YOUR GOAL:
Among the lines below, copy each one in which "tempo" appears.

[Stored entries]
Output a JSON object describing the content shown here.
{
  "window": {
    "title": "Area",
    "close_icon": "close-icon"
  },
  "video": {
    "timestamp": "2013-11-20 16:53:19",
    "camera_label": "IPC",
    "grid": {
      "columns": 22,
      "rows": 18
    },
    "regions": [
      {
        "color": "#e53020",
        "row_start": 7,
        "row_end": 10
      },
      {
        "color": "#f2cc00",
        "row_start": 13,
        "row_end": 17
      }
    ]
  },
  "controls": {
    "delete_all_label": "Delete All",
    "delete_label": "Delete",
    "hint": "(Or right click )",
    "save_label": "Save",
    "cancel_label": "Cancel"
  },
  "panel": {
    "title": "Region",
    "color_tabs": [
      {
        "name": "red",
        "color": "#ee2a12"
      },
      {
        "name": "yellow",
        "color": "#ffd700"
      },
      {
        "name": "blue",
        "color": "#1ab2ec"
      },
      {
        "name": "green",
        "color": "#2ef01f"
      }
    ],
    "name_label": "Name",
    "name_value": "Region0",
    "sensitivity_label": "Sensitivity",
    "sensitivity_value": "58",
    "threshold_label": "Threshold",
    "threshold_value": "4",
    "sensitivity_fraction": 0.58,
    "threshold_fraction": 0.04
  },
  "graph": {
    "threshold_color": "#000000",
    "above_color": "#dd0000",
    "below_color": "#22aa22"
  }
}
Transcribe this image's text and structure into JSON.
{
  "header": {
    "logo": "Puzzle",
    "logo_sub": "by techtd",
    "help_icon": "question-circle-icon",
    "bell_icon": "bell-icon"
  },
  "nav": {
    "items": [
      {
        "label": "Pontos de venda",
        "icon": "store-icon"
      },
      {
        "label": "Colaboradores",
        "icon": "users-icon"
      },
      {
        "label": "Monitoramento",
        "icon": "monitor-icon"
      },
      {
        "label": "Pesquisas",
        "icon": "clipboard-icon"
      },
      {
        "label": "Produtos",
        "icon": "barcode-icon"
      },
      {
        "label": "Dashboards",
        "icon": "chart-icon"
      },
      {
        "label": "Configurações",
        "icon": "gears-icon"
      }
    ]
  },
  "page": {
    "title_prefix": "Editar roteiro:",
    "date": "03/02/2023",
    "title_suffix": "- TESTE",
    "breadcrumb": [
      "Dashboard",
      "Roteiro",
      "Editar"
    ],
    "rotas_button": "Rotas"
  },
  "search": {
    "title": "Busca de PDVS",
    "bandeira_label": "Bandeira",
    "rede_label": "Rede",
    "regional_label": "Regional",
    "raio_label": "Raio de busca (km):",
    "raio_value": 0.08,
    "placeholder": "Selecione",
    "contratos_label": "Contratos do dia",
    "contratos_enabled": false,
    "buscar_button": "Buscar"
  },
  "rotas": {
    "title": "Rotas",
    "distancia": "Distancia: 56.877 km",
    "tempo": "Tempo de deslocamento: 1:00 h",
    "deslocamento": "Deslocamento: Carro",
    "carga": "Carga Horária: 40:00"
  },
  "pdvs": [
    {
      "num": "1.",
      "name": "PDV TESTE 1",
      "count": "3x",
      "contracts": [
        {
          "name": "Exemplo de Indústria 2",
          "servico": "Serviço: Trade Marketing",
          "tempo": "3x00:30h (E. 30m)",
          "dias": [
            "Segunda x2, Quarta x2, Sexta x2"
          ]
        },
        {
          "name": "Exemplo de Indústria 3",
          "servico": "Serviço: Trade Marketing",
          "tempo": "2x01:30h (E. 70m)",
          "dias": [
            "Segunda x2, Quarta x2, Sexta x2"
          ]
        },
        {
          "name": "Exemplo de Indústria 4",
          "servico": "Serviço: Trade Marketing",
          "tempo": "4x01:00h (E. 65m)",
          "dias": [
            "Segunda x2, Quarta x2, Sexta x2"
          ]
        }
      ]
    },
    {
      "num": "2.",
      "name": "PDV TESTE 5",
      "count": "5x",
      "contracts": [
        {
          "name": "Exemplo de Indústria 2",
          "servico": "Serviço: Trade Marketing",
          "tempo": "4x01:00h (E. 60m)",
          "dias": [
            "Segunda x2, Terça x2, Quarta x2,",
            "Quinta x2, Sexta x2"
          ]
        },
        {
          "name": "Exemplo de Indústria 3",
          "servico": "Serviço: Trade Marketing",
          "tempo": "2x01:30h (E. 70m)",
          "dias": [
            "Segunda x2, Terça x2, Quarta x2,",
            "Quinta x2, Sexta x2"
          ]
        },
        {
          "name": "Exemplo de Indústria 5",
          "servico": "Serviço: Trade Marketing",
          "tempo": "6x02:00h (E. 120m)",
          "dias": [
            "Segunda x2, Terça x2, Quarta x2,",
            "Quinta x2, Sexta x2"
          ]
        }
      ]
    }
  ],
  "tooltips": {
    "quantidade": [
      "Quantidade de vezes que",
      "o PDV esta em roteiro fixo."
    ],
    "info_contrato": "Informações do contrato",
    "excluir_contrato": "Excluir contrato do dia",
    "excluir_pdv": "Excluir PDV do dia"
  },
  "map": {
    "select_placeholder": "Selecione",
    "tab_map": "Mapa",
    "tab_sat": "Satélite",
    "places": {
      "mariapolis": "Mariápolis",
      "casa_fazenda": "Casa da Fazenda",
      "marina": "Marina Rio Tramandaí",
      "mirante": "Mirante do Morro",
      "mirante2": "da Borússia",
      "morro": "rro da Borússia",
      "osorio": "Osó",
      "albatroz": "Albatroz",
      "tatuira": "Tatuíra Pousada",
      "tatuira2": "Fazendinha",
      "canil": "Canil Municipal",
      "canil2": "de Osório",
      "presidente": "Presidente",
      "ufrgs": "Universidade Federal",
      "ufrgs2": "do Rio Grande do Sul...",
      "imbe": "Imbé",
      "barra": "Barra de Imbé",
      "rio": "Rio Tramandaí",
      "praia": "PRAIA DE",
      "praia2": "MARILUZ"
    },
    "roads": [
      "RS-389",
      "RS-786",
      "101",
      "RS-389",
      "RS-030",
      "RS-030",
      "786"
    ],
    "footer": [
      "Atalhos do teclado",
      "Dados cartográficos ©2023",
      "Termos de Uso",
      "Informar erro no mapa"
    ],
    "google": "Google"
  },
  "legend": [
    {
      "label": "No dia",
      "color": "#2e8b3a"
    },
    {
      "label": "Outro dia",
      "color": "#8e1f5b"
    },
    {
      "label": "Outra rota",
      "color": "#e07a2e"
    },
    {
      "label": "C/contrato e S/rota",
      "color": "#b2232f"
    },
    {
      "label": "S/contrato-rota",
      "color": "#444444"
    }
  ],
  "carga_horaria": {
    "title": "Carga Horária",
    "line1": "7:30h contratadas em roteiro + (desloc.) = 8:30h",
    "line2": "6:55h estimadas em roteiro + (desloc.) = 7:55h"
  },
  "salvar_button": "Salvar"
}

COMPLETED TASK:
    "tempo": "Tempo de deslocamento: 1:00 h",
          "tempo": "3x00:30h (E. 30m)",
          "tempo": "2x01:30h (E. 70m)",
          "tempo": "4x01:00h (E. 65m)",
          "tempo": "4x01:00h (E. 60m)",
          "tempo": "2x01:30h (E. 70m)",
          "tempo": "6x02:00h (E. 120m)",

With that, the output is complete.